■ **Information provided**
◇ ◇ ◇
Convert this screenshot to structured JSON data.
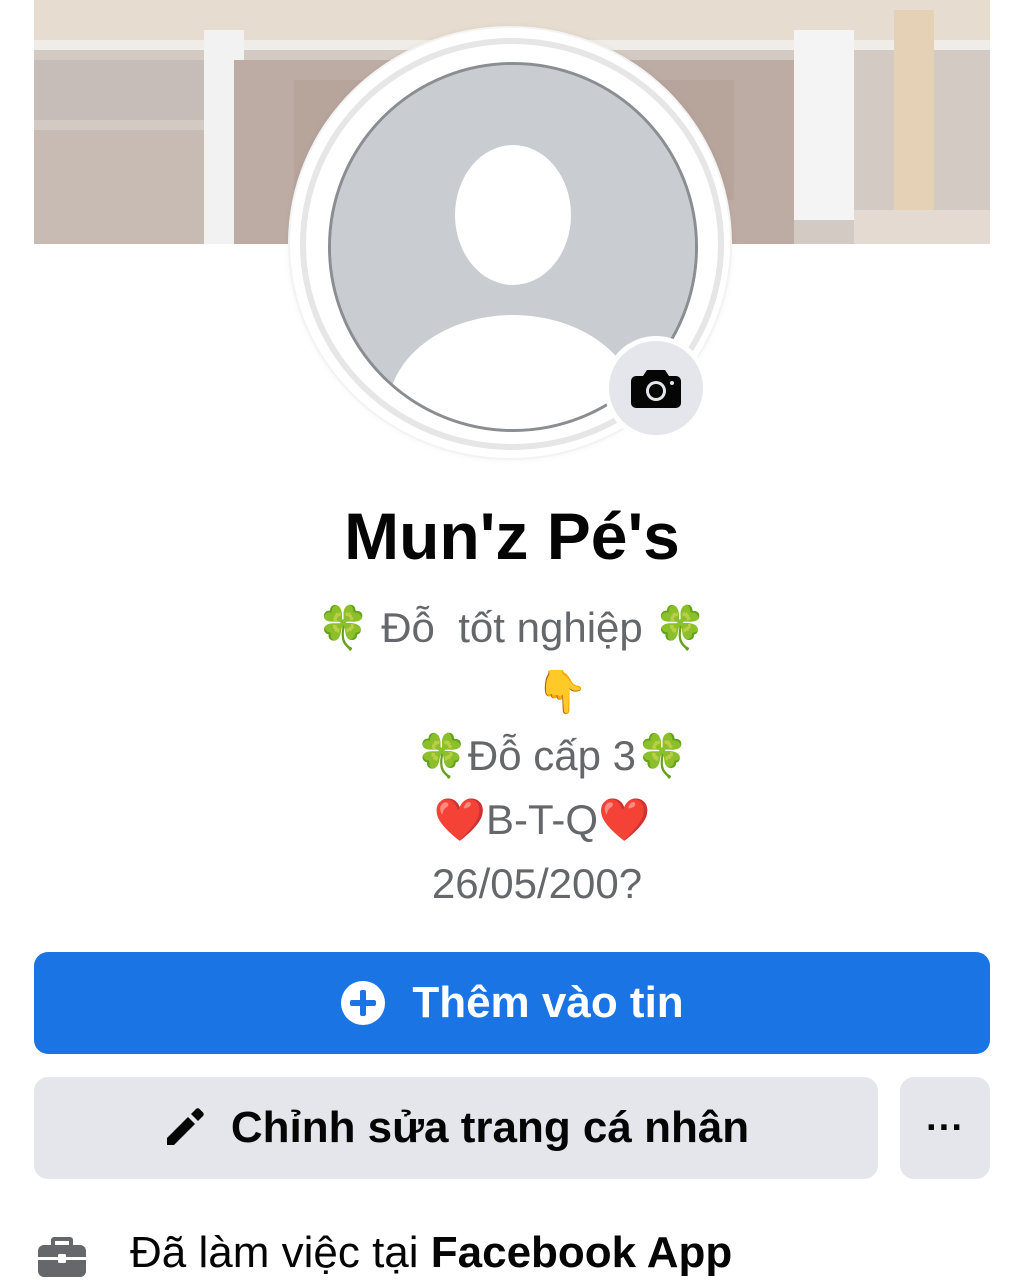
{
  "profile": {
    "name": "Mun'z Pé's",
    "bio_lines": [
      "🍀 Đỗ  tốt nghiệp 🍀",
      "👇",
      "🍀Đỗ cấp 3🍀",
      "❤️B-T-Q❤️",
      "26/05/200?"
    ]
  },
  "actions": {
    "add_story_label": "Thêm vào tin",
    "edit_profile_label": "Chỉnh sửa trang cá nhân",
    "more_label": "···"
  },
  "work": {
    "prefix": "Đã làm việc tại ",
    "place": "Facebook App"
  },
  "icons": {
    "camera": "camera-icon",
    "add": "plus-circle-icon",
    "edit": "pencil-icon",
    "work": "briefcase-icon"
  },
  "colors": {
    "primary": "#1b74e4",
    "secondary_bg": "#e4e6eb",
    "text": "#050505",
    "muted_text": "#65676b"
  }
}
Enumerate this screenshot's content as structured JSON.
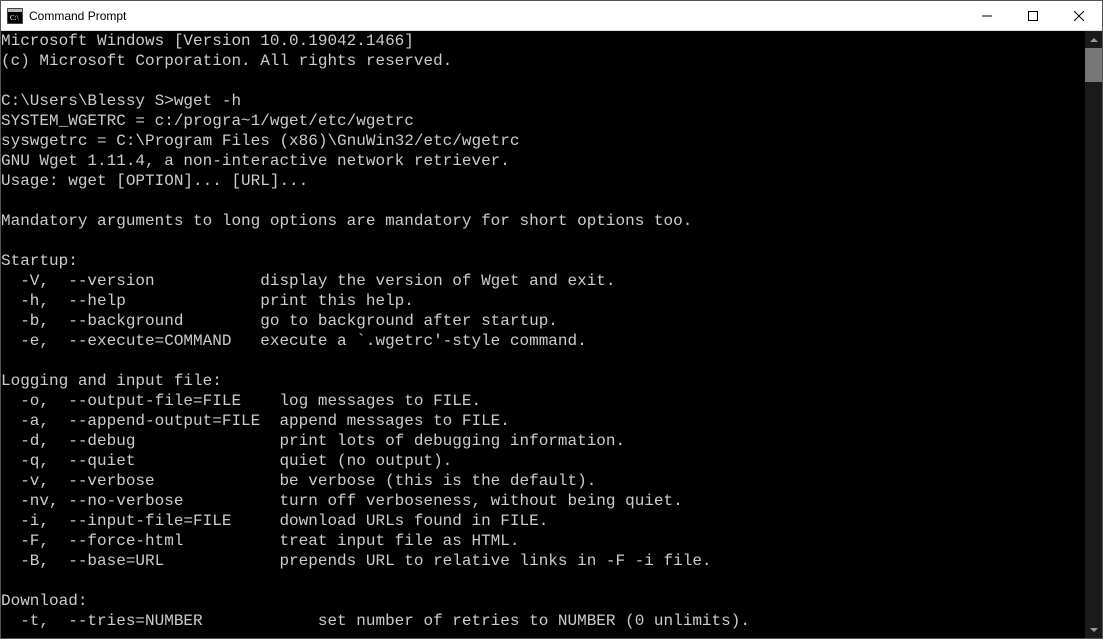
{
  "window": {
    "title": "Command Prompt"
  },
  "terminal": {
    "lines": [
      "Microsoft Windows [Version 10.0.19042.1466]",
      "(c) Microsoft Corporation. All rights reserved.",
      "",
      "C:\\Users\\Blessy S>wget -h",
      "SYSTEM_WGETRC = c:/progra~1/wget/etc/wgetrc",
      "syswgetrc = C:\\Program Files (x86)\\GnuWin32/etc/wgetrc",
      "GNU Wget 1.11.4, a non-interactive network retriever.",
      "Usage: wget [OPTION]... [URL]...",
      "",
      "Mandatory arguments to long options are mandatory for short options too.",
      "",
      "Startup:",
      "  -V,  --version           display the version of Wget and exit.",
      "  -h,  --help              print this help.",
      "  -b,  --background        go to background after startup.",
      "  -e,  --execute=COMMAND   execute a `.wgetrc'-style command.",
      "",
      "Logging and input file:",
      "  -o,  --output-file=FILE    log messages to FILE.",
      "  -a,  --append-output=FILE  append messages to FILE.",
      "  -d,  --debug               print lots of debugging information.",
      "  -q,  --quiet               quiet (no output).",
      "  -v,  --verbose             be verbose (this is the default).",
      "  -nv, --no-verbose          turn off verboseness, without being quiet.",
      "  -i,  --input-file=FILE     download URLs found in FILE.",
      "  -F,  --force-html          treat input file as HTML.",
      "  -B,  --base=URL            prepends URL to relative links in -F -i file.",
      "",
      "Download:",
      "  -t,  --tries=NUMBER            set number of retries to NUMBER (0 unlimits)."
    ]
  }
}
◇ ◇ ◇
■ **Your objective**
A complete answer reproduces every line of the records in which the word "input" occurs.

■ **Task output**
      "Logging and input file:",
      "  -i,  --input-file=FILE     download URLs found in FILE.",
      "  -F,  --force-html          treat input file as HTML.",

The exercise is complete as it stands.